Where tribal wars were a common event in daily lives, such as in Rajasthan, Sati was preferred. It was a simple and quick solution. You tied up the widow and pushed her into the funeral pyre with a large pole so that your hands weren’t seared. To encourage other women to follow suit, you built a temple in her name and put a large piggy bank called Hundi at the temple’s door. That’s how prosperity came to the doors of the dead woman’s in –laws. Her own parents and blood relations too found the arrangement convenient (and probably put a coin or two in the hunti by way of atonement) – at least she didn’t come back home to overburden the economies of the household..
The biggest advantage of a formal and socially approved marriage came to the children who were born from the wedlock. There was the woman to clothe and feed the child while the man came home with the grains. All religious scriptures say that man sows the seed, and the woman is a mere soil for feeding it to grow. Modern science tells us that a woman’s egg is the seed – man merely fertilizes it with a single chromosome to avoid the world being populated with clones. You knock out a single DNA from the egg and put in a foreign DNA of the same kind – a child is born. Nature just makes sure that that seed comes from outside to add variety to the population. Man happens to be a woman equipped with the ammunition that could carry the DNA and the gun that can shoot a million of them so that at least one manages to get in – mostly in several attempts. Believe me, the time is not far when women would find other ways of fertilizing the eggs with less messy procedures. A pity, it could probably be men who would find those ways for them.
I once overheard a young married aunt say this to her gossip-group : “I don’t like sex. But when the man who brings home the bread demands it, you can’t deny him.” I knew, from personal experience, that the aunt was not averse to sexual experiments. She was merely expressing a false sentiment that a woman was expected to express in public.
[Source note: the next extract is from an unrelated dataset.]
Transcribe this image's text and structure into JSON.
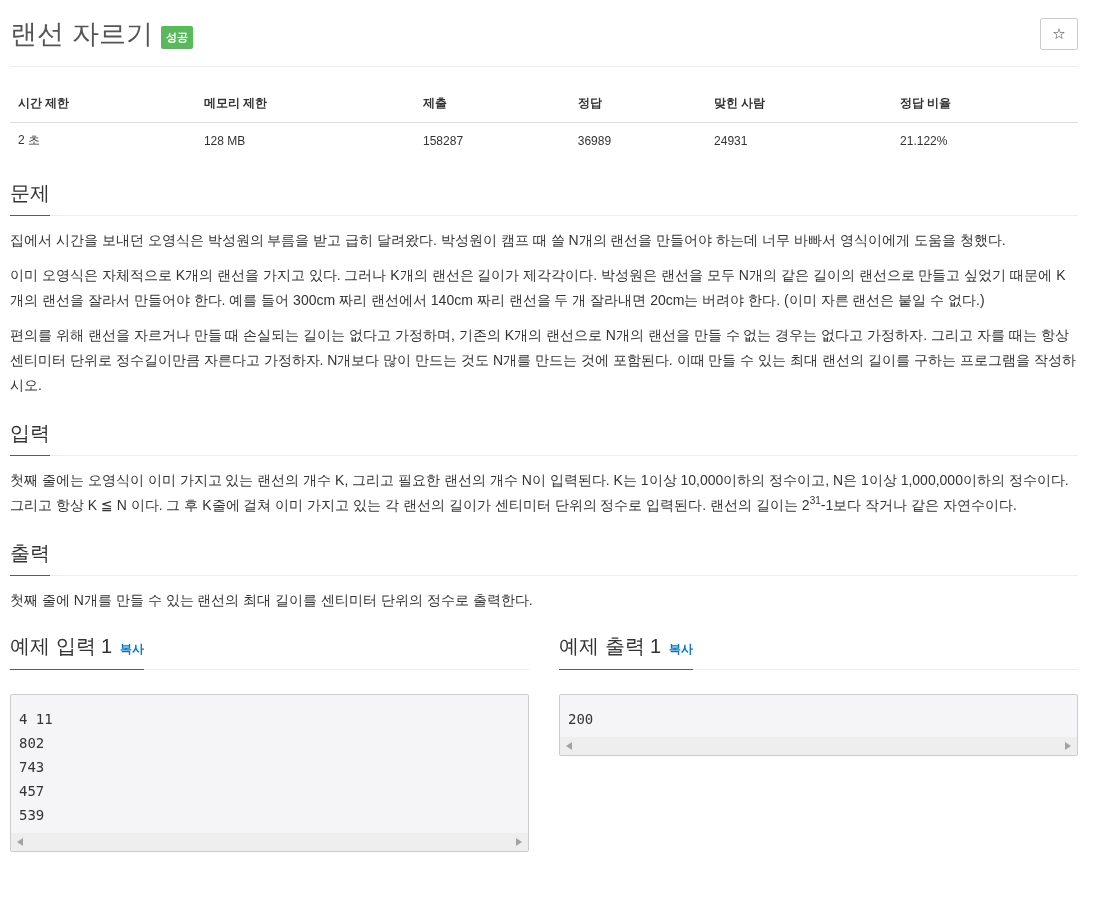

Marriage was, to that group as for many others, was a single-client prostitution. You give sexual pleasure to the one – but only the approved one – who brings you the money whether in cash or kind. You also cook for him and tend to his children in the hope that all that gives him pleasure. If, now and then (if he is the sober kind) or often (if he isn’t) he beats you up, thank him or accept it as part of a woman’s lot.
“If you do something wrong who would punish you if not your husband?” Asked the same aunt the morning after she was beaten black and blue by her husband, who also happened to be the local communist party leader. “If he does something wrong would you beat him?” I asked her. Aunt pretended to be shocked at the very suggestion.
The trouble with women is that too many of them like taking it lying down.